What you have to do: Below are some records. Say how many of their lines include the string "heading", giving only the number.

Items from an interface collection
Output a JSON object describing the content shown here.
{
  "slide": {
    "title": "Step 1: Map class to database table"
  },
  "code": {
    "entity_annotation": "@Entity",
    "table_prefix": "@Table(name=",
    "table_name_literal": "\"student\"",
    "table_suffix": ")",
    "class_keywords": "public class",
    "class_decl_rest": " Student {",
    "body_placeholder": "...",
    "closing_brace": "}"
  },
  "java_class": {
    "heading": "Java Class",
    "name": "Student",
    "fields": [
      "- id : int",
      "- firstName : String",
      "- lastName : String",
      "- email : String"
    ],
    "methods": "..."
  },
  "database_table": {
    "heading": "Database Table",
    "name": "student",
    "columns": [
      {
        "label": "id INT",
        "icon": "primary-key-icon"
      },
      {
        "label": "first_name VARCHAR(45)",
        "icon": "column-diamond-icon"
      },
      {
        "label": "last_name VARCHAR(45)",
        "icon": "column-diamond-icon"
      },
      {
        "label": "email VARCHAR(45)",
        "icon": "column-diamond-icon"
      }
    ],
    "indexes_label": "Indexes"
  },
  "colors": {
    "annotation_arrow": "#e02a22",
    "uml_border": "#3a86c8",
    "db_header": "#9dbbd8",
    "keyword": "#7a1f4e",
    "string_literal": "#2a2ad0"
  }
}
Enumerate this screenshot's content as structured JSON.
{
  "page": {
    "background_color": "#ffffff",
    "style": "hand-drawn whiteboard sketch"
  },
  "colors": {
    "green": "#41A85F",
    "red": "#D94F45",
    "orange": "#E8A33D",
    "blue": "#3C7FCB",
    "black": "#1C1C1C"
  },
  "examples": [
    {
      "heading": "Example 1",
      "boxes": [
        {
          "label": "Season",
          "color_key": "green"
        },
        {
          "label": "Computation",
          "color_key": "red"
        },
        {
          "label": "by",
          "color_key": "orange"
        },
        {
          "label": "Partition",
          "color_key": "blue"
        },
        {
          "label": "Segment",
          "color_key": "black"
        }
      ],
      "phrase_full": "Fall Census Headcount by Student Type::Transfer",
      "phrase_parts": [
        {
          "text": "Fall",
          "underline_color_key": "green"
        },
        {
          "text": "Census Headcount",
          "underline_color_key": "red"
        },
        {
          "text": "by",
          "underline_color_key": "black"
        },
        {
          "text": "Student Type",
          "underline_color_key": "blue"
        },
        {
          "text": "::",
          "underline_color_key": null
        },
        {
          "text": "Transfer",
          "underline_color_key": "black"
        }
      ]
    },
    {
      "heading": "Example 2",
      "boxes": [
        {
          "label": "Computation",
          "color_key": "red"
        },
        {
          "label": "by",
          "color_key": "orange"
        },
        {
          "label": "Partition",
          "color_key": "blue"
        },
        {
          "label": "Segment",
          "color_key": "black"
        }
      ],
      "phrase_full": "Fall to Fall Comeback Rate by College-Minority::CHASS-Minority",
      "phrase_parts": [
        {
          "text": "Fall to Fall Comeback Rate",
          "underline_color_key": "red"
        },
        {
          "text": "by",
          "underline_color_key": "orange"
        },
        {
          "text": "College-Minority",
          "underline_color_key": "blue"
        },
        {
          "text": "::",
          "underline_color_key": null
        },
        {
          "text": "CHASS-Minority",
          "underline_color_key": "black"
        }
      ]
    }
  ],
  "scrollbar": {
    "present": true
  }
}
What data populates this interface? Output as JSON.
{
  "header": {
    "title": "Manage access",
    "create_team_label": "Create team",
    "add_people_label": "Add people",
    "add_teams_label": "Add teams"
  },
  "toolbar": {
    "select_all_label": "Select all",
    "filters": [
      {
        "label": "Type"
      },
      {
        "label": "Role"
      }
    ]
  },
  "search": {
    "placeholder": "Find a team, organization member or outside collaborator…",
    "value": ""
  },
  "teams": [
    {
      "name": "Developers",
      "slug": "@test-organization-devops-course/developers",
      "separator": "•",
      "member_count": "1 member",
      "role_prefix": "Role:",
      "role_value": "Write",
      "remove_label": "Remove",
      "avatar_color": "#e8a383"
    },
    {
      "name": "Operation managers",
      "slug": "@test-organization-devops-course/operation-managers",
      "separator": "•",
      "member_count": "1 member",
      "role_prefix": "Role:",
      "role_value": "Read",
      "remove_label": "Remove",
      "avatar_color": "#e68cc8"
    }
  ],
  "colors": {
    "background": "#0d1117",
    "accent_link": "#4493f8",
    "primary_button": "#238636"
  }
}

Exercise answer: 4